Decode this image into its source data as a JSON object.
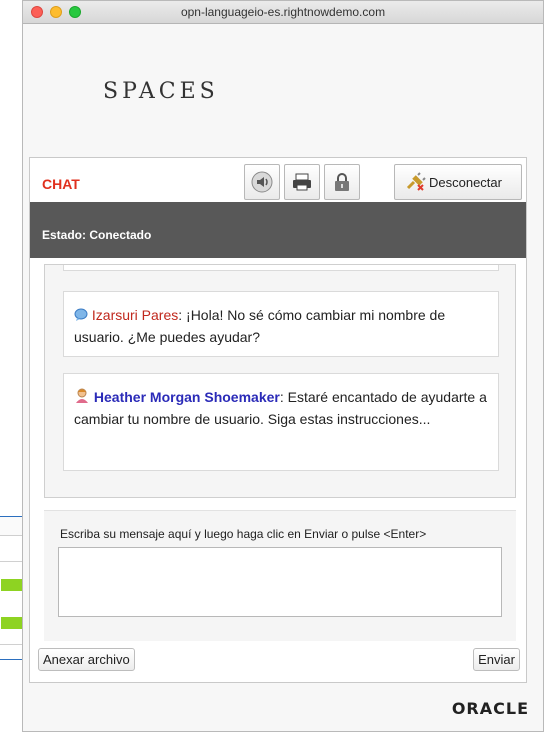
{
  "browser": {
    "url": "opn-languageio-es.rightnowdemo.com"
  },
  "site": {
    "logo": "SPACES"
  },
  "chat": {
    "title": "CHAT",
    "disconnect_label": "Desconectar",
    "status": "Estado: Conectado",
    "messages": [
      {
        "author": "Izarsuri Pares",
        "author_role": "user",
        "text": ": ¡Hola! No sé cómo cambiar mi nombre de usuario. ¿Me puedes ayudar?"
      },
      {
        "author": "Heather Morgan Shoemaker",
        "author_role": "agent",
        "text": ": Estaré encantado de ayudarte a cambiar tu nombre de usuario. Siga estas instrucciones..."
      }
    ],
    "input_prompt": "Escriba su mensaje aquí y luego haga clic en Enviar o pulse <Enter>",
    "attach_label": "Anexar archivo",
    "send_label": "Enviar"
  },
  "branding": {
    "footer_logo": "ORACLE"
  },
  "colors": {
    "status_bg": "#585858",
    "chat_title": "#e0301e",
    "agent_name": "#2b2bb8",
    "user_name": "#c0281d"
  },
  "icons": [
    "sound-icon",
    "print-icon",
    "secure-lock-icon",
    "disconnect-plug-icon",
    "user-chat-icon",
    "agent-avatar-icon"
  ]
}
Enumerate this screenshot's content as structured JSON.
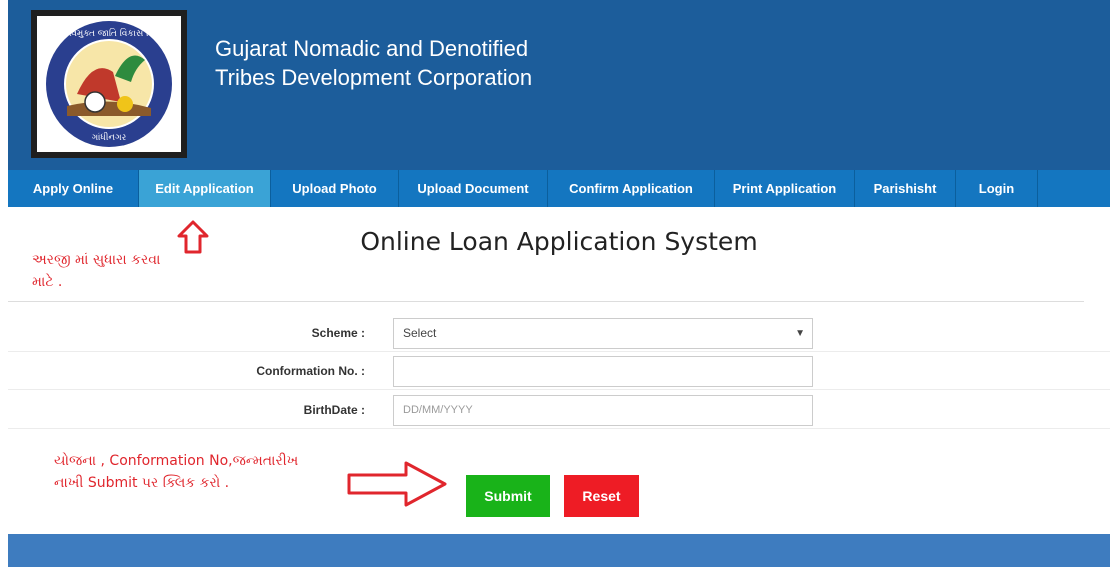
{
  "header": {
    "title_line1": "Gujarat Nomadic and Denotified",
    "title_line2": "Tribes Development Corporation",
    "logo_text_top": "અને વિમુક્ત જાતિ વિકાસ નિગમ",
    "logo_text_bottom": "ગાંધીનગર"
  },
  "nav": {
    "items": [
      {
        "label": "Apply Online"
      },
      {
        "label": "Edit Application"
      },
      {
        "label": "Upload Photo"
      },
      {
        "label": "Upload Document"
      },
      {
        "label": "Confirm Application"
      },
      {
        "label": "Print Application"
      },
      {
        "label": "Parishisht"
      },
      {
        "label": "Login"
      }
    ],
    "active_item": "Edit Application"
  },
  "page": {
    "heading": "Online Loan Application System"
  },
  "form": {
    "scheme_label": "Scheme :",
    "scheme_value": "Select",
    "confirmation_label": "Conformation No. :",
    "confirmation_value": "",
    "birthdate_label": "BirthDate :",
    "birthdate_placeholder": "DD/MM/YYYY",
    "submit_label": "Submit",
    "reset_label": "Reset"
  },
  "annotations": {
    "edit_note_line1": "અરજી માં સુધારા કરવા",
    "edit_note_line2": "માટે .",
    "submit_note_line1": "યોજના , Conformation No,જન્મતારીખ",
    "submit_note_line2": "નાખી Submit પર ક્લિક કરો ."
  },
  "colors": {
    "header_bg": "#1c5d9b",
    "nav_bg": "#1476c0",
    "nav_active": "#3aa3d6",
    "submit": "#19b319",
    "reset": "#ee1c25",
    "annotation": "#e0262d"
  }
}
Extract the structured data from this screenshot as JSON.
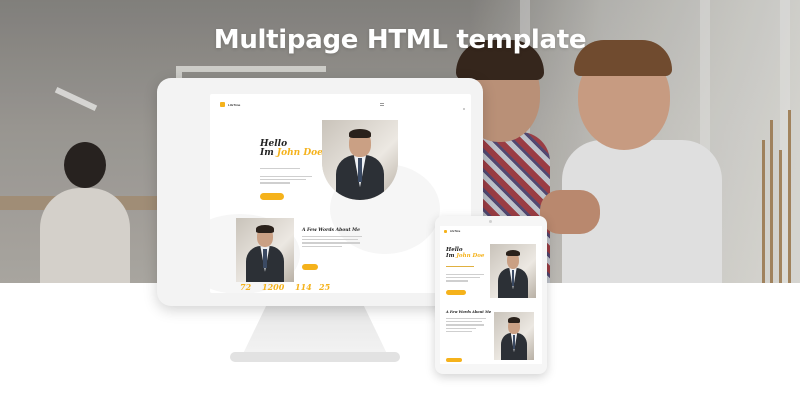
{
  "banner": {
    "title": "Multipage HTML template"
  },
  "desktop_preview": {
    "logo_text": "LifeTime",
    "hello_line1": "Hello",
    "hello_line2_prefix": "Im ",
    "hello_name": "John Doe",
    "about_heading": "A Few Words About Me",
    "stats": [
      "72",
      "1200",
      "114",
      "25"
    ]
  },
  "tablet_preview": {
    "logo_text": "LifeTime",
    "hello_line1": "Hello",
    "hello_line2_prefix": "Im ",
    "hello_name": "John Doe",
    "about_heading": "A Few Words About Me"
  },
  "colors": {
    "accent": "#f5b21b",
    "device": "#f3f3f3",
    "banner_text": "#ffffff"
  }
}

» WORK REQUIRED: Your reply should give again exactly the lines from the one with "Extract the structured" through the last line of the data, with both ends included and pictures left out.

» EXPECTED ANSWER:
Extract the structured data from this screenshot as JSON.
{
  "banner": {
    "title": "Multipage HTML template"
  },
  "desktop_preview": {
    "logo_text": "LifeTime",
    "hello_line1": "Hello",
    "hello_line2_prefix": "Im ",
    "hello_name": "John Doe",
    "about_heading": "A Few Words About Me",
    "stats": [
      "72",
      "1200",
      "114",
      "25"
    ]
  },
  "tablet_preview": {
    "logo_text": "LifeTime",
    "hello_line1": "Hello",
    "hello_line2_prefix": "Im ",
    "hello_name": "John Doe",
    "about_heading": "A Few Words About Me"
  },
  "colors": {
    "accent": "#f5b21b",
    "device": "#f3f3f3",
    "banner_text": "#ffffff"
  }
}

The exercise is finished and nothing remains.